** RECORD SET follows **

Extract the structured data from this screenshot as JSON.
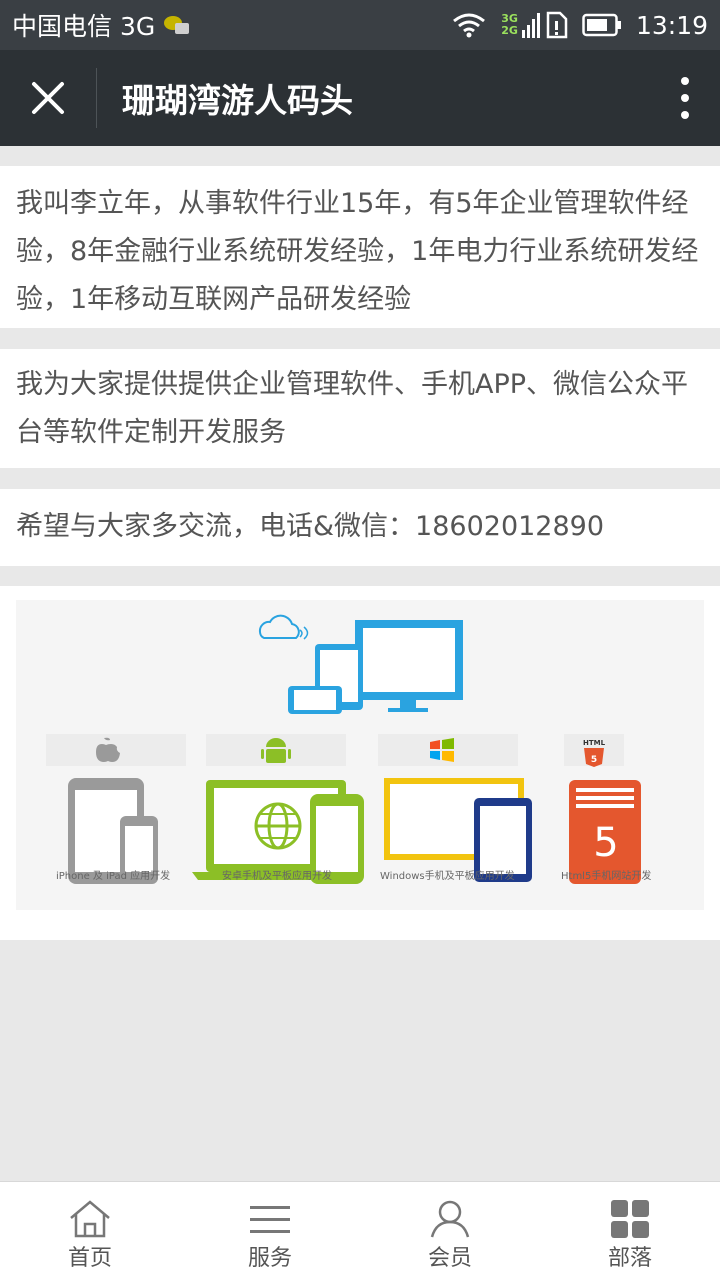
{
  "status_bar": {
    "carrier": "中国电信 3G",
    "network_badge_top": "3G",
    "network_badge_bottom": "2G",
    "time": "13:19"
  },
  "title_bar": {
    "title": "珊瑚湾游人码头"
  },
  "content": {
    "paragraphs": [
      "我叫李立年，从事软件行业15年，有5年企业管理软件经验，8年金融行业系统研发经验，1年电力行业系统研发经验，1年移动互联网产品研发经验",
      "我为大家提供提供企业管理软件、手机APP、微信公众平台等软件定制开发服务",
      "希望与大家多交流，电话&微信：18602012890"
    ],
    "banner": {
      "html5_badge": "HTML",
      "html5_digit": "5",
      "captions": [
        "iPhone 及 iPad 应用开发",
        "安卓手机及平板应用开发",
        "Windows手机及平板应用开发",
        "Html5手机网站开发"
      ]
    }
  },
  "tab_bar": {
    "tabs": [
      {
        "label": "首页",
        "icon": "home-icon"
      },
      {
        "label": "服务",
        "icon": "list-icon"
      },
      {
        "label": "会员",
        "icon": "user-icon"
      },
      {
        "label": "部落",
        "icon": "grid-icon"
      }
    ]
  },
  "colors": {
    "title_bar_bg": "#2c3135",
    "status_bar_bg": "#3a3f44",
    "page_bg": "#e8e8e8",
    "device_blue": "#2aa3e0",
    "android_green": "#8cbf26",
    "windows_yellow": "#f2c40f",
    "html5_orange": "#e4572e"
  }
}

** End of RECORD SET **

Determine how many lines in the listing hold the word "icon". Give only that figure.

4